* _Your goal_
For this exercise, report every line of the material that includes "title".

* _Input_

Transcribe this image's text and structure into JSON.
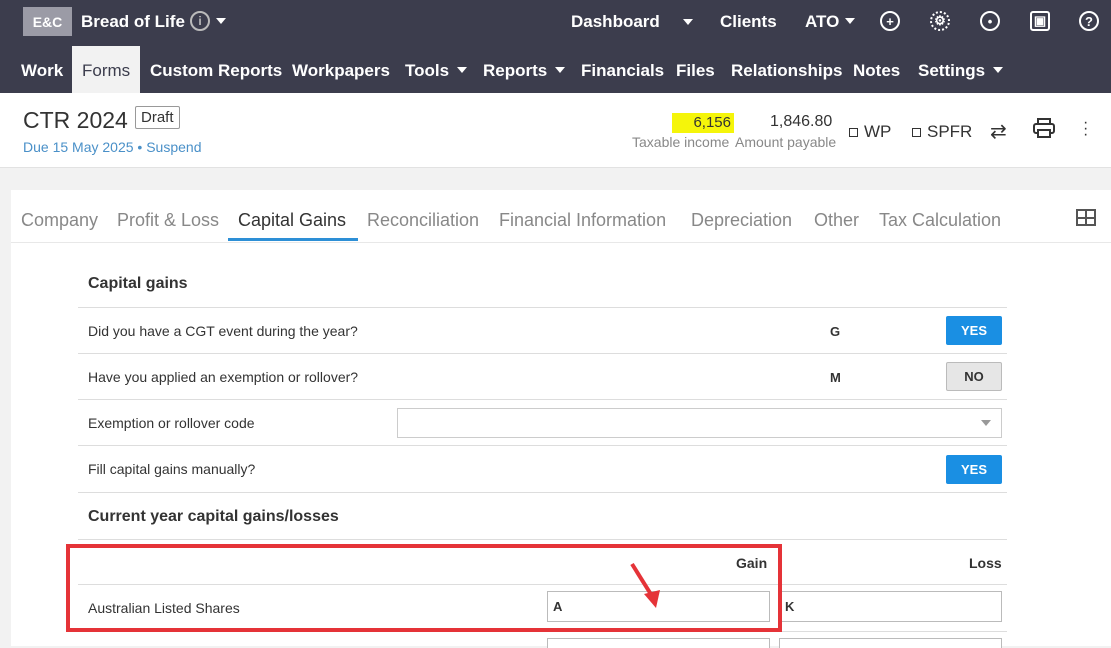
{
  "topbar": {
    "logo": "E&C",
    "client_name": "Bread of Life",
    "info_icon_text": "i",
    "links": [
      "Dashboard",
      "Clients",
      "ATO"
    ],
    "icons": [
      "plus-circle-icon",
      "gear-icon",
      "user-circle-icon",
      "gift-icon",
      "help-icon"
    ]
  },
  "nav": {
    "items": [
      "Work",
      "Forms",
      "Custom Reports",
      "Workpapers",
      "Tools",
      "Reports",
      "Financials",
      "Files",
      "Relationships",
      "Notes",
      "Settings"
    ],
    "active": "Forms"
  },
  "header": {
    "title": "CTR 2024",
    "status": "Draft",
    "due_prefix": "Due",
    "due_date": "15 May 2025",
    "separator": "•",
    "suspend": "Suspend",
    "taxable_income": "6,156",
    "taxable_label": "Taxable income",
    "amount_payable": "1,846.80",
    "payable_label": "Amount payable",
    "check_wp": "WP",
    "check_spfr": "SPFR",
    "highlight_color": "#f5f50a"
  },
  "tabs": [
    "Company",
    "Profit & Loss",
    "Capital Gains",
    "Reconciliation",
    "Financial Information",
    "Depreciation",
    "Other",
    "Tax Calculation"
  ],
  "active_tab": "Capital Gains",
  "capital_gains": {
    "title": "Capital gains",
    "rows": [
      {
        "label": "Did you have a CGT event during the year?",
        "code": "G",
        "value": "YES"
      },
      {
        "label": "Have you applied an exemption or rollover?",
        "code": "M",
        "value": "NO"
      },
      {
        "label": "Exemption or rollover code",
        "value": ""
      },
      {
        "label": "Fill capital gains manually?",
        "value": "YES"
      }
    ]
  },
  "current_year": {
    "title": "Current year capital gains/losses",
    "col_gain": "Gain",
    "col_loss": "Loss",
    "rows": [
      {
        "label": "Australian Listed Shares",
        "gain_code": "A",
        "loss_code": "K"
      }
    ]
  },
  "annotation": {
    "color": "#e53338"
  }
}
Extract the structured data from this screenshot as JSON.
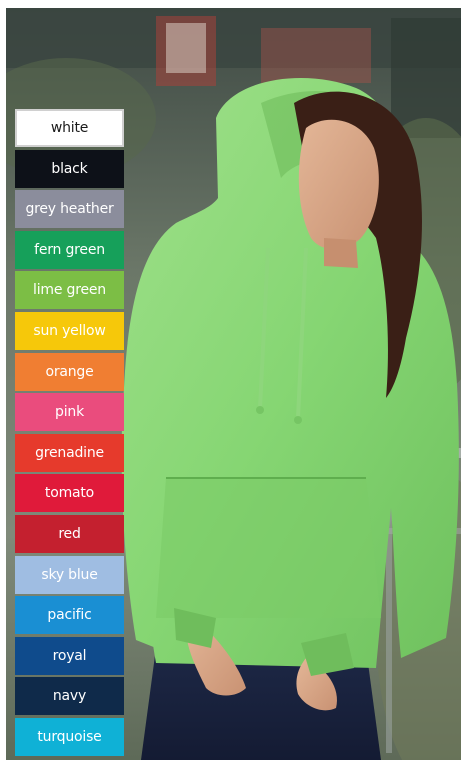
{
  "photo": {
    "description_icon": "woman-in-hoodie-photo"
  },
  "swatches": [
    {
      "label": "white",
      "color": "#ffffff"
    },
    {
      "label": "black",
      "color": "#0d1118"
    },
    {
      "label": "grey heather",
      "color": "#8b8d9c"
    },
    {
      "label": "fern green",
      "color": "#16a05a"
    },
    {
      "label": "lime green",
      "color": "#7cbe45"
    },
    {
      "label": "sun yellow",
      "color": "#f6c80a"
    },
    {
      "label": "orange",
      "color": "#f07e32"
    },
    {
      "label": "pink",
      "color": "#ea4c7d"
    },
    {
      "label": "grenadine",
      "color": "#e63a2c"
    },
    {
      "label": "tomato",
      "color": "#e01a3a"
    },
    {
      "label": "red",
      "color": "#c4202f"
    },
    {
      "label": "sky blue",
      "color": "#9fbde2"
    },
    {
      "label": "pacific",
      "color": "#1a8fd3"
    },
    {
      "label": "royal",
      "color": "#0f4b8c"
    },
    {
      "label": "navy",
      "color": "#0f2a4a"
    },
    {
      "label": "turquoise",
      "color": "#0fb1d6"
    }
  ]
}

* _Solution below_
    "title": "CTR 2024",
    "title": "Capital gains",
    "title": "Current year capital gains/losses",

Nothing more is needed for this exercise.